Godmersham Park, Kent, EnglandOne trip I have never forgot, however, was my golden afternoon in the world of Edward Austen Knight, Jane’s second eldest and most fortunate brother.  Edward lived, as all Janeites know, at Godmersham Park in Kent, about eight miles from Canterbury.  Having taken a train from London to the walled cathedral city itself, I boarded a local bus and was deposited not long after on a deserted country road surrounded on all sides by open fields.  This is sheep-grazing country, hilly and green, dotted with mature trees in occasional clumps; very like the vistas of Rosings in productions of Pride and Prejudice.  I had been dropped quite near the sweep—or driveway—that led into Godmersham Park.  It was, at the time, a corporate headquarters; but I was free to wander about the grounds, because Godmersham sits squarely on a hiking path—which in England, is sacrosanct.  Foot travellers are regarded in the sceptered isle rather as Snooki and The Situation are regarded here.  Moreover, the ancient Pilgrim’s Way to Canterbury comes down through the hills across Edward Austen Knight’s property, takes a detour to the old Norman church in which he and his wife Elizabeth lie, then turns and heads on to the cathedral.

Stour River near Godmersham Park, Kent, EnglandIt was a perfect July day.  Which means, in England, that it wasn’t raining.  Sheep were scattered like clouds across the hillsides.  The Stour River, which meanders through various counties, is at Godmersham little more than a creek, with a stone bridge arching over it.  The classical temple in which Jane and Elizabeth used to sit, still exists.

I would go on to set two books at Godmersham—the first, Jane and the Genius of the Place, in 1805 while Elizabeth Austen was still alive.  The second, Jane and the Canterbury Tale, is set in 1813, and makes full use of the Pilgrim’s Way, Chaucer’s legacy, Edward’s protracted state of mourning, and the interesting group of neighbors the Austen-Knights had collected around them.  It centers upon a Chaucerian group of characters, bound by fate, love, and revenge, whose tragic tale intrudes upon Jane’s autumn idyll in Kent.  Her niece Fanny, and Fanny’s assorted beaux, are pivotal to the story.  It was in October 1813 that Jane recorded, in her letters, a visit with Edward—Chief Magistrate for Canterbury—to the Canterbury Gaol.  How could any mystery writer ignore such an invitation?

I hope you’ll give it a read.

Author Stephanie BarronAuthor Bio:
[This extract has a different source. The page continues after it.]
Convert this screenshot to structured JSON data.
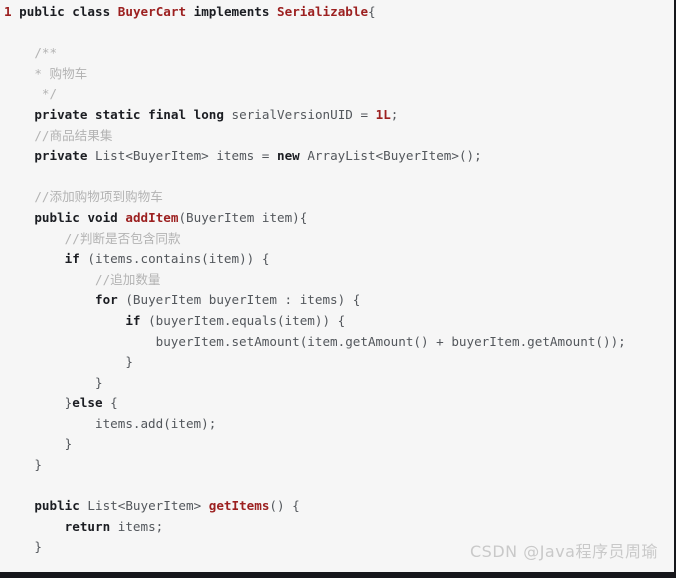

Stephanie Barron, who also writes as Francine Mathews, is the author of 22 novels of mystery and suspense.  A graduate of Princeton and Stanford, she majored in history—and has found that her books delve deeply into past lives in search of a story.  She has used Queen Victoria, Virginia Woolf, Vita-Sackville West and Jane Austen as subjects of her fiction, and is currently researching a novel about Edith Wharton.  She spent four years as an intelligence analyst at the CIA, where she briefly worked on the Counterterrorism Center’s investigation into the bombing of Pan Am Flight 103 over Lockerbie, Scotland.  Her Mathews novels focus on espionage, both contemporary and historic; her forthcoming book, Jack 1939, follows a young Jack Kennedy on leave from Harvard as he travels alone through 1939 Europe—while Hitler prepares to invade Poland.   She lives with her husband and two sons in Denver, Colorado. Visit Stephanie at her websites Stephanie Barron & Francine Mathews.

Grand Giveaway

Enter a chance to win one of three copies of Jane and the Canterbury Tale by leaving a comment stating what intrigues you most about reading a Jane Austen-inspired mystery, or if you too have had the august pleasure of visiting any of the Jane Austen pilgrimage sites in England, which was your favorite, by midnight PT, Wednesday, September 7th, 2011. Winners to be announced on Thursday, September 8th, 2010. Shipment to US and Canadian addresses only. Good luck!

Jane and the Canterbury Tale: Being a Jane Austen Mystery, by Stephanie Barron
Bantam Books, NY (2011)
Trade paperback (320) pages
ISBN: 978-0553386714

© 2007 – 2011 Stephanie Barron, Austenprose